Johns Hopkins Medicine and University of Maryland Baltimore Guidelines for Collaborative Research and IRB Review

February 2021

The Johns Hopkins Medicine (JHM) and the University of Maryland, Baltimore actively promote interdisciplinary collaborative research activities across the two organizations.

The organizations have a history of collaborative research and have used reliance agreements to reduce the regulatory burden associated with multiple IRB reviews and to enable reliance on one reviewing IRB where appropriate. The following guidelines are the basic factors JHM and UMB will generally apply when deciding which organization’s IRB will be the reviewing IRB when JHM and UMB engage in a reliance relationship. The SMART IRB Master Reciprocal Reliance Agreement and associated Letter of Indemnification govern the terms of reliance between JHM and UMB and provide the principles and processes upon which these guidelines were determined. This agreement does not apply to an activity that is not subject to IRB review e.g., because it is not human subjects research or it is research exempt from IRB oversight.

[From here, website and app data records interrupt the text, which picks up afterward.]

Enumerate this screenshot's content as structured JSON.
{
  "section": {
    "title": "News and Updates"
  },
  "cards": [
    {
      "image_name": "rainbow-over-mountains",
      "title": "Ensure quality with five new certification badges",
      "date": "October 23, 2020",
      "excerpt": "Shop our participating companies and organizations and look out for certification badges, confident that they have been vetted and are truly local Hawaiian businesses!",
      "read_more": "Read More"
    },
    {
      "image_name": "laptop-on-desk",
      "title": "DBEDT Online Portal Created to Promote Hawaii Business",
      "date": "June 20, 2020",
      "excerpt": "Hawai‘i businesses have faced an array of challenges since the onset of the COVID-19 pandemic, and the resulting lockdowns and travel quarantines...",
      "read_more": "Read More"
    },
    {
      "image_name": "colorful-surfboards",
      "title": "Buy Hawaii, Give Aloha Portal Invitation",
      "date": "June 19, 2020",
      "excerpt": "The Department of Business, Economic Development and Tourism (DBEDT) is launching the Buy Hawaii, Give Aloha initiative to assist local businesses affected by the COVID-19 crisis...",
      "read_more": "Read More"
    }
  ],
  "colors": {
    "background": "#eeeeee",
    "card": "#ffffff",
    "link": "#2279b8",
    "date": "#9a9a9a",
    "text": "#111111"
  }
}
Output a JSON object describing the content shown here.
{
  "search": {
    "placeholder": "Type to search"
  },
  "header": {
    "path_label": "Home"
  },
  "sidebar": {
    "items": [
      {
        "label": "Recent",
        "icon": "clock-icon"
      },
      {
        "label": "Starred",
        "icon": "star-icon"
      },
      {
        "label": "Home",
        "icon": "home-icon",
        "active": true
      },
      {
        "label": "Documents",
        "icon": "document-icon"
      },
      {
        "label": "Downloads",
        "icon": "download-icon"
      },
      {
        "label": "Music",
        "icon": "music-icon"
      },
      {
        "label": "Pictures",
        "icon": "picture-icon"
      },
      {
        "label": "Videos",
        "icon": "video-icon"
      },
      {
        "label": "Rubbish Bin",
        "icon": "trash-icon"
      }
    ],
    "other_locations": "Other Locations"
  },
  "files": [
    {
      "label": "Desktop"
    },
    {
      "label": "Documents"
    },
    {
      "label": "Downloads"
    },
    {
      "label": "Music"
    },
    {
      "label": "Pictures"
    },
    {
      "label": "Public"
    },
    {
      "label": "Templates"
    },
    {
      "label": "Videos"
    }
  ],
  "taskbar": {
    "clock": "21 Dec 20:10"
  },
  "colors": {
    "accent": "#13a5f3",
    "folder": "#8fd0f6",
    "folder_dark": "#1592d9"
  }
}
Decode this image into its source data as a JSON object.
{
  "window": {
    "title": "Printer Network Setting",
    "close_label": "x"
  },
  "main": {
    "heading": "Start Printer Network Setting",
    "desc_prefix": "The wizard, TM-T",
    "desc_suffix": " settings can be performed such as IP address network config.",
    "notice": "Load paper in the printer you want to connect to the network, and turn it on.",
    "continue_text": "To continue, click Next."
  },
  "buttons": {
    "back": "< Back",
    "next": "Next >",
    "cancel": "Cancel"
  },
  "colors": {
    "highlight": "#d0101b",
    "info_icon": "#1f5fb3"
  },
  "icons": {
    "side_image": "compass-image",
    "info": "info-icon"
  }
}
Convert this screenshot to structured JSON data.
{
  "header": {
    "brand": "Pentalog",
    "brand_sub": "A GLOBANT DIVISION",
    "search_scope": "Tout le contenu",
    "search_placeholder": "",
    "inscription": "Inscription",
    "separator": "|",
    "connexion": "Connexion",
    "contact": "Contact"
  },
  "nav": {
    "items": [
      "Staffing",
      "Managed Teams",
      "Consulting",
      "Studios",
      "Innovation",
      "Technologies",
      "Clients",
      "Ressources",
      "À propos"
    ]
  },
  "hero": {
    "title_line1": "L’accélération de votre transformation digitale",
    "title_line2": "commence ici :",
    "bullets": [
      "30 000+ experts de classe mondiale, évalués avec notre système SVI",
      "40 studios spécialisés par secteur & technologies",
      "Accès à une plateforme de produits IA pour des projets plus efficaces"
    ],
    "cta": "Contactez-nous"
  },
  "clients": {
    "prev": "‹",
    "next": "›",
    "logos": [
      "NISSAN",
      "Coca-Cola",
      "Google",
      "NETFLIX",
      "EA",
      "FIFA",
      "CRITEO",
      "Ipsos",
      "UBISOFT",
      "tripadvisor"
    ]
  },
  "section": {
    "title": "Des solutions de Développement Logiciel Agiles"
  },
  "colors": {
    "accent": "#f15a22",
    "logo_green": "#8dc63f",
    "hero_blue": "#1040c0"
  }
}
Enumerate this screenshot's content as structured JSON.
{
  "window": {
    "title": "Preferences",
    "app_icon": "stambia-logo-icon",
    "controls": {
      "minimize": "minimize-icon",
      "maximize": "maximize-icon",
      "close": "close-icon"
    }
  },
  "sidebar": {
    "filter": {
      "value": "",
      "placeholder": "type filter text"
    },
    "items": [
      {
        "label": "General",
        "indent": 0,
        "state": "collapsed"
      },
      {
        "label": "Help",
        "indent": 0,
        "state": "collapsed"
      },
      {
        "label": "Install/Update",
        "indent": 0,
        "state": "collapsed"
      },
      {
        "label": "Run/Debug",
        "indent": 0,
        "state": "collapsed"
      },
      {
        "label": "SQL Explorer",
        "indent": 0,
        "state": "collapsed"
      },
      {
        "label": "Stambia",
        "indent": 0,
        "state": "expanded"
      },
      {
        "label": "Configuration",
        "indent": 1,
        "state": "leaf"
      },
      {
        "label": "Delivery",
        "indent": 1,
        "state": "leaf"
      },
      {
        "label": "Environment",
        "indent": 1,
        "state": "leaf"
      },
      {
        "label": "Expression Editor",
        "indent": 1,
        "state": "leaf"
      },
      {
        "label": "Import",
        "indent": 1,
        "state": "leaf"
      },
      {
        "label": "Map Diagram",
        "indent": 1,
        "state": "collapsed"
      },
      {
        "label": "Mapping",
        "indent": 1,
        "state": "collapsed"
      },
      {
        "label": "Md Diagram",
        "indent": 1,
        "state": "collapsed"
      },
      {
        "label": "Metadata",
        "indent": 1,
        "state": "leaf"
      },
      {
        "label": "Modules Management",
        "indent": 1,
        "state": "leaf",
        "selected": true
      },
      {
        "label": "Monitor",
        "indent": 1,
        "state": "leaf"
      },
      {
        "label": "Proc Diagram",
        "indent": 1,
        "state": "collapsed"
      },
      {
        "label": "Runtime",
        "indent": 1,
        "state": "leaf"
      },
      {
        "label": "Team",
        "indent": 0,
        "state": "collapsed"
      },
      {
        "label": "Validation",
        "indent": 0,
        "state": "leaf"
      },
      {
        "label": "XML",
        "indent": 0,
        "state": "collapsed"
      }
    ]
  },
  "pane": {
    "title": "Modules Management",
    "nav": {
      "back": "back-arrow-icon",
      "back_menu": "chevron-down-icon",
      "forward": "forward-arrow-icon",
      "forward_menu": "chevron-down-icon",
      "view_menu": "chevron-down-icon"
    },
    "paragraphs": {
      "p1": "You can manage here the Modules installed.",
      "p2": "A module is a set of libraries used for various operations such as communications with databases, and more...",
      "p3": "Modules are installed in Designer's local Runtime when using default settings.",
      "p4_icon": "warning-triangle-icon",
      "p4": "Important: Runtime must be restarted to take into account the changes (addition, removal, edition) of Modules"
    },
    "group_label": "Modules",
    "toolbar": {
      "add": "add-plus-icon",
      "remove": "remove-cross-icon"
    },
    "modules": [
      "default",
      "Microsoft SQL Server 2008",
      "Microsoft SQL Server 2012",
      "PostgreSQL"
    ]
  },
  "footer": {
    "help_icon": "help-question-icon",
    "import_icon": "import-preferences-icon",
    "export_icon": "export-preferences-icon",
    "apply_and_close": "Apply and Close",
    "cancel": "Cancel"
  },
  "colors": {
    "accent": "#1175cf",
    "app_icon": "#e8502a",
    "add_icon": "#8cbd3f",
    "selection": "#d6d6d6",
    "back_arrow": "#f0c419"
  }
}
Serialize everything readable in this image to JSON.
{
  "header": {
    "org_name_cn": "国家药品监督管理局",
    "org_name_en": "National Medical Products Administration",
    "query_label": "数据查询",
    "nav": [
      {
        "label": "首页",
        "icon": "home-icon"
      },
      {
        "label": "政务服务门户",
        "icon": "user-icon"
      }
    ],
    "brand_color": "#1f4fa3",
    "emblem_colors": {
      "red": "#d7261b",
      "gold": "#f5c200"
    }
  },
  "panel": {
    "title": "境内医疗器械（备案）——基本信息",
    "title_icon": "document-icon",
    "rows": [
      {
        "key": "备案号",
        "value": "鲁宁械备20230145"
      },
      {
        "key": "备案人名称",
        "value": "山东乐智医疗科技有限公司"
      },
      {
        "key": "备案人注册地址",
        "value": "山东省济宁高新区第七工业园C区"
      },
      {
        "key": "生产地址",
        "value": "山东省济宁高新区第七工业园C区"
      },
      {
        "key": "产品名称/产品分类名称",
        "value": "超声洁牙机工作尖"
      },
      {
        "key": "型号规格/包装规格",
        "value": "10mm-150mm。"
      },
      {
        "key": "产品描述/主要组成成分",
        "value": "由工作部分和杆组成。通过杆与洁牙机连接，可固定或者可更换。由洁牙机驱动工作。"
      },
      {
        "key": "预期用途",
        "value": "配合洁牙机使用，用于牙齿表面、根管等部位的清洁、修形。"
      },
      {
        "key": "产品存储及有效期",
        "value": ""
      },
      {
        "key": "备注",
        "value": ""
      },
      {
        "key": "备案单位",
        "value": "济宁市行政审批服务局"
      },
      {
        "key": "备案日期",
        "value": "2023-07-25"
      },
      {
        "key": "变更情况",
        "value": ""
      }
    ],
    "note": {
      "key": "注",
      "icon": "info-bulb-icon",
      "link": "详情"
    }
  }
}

  1. The reviewing IRB should generally be the IRB of the organization where the majority of research activities take place.
  2. In a collaborative research relationship between JHM and UMB, the reviewing IRB is generally the IRB of the organization that meets one or more of the following factors:
  1. For federally-funded research, the organization is the prime awardee
  2. The organization’s researchers have a primary role in the research [e.g. data collection, participation intervention, etc.] whereas the collaborating researchers have a secondary role [e.g. data analysis, etc.]
  3. The organization’s IRB has unique expertise relevant to the research that best positions its IRB to perform the review.
  1. In accordance with the criteria above, to establish which IRB will serve as the reviewing IRB for any specific study, the JHM and UMB PIs will each prepare and submit a determination form to their respective IRB through the standard reliance request processes. Once JHM and UMB have reviewed the forms and agreed on the reviewing IRB, the determination will be communicated by the IRB’s to their respective PIs. To facilitate collaborative research between JHM and UMB, neither organization will charge IRB review fees for projects that are not commercially supported (where IRB review fees would be covered by the commercial sponsor).
  2. In addition to collaborative research between JHM and UMB the organizations may also be engaged in multi-site research subject to single IRB (sIRB) review requirements under either NIH policy or the revised Common Rule. In these cases, researchers are expected to follow standard local practice at each organization for requesting reliance or sIRB review. To facilitate cross-institutional collaboration, in cases where the JHM IRB or UMB IRB is selected as the sIRB for a multisite study and JHU or UMB is a relying site, the sIRB review fees will be waived for the JHU/UMB site provided the study is not commercially supported.
  3. Given the experience of the JHM IRB in serving as a single IRB (sIRB) for multi-site research, UMB may request that the JHM IRB serve as the sIRB for federally-funded multi-site research related to CTSA activities where JHM is not engaged in the research. This arrangement will be considered on a case by case basis with appropriate approvals from relevant institutional officials and additional agreements pertaining terms and costs, etc. as required.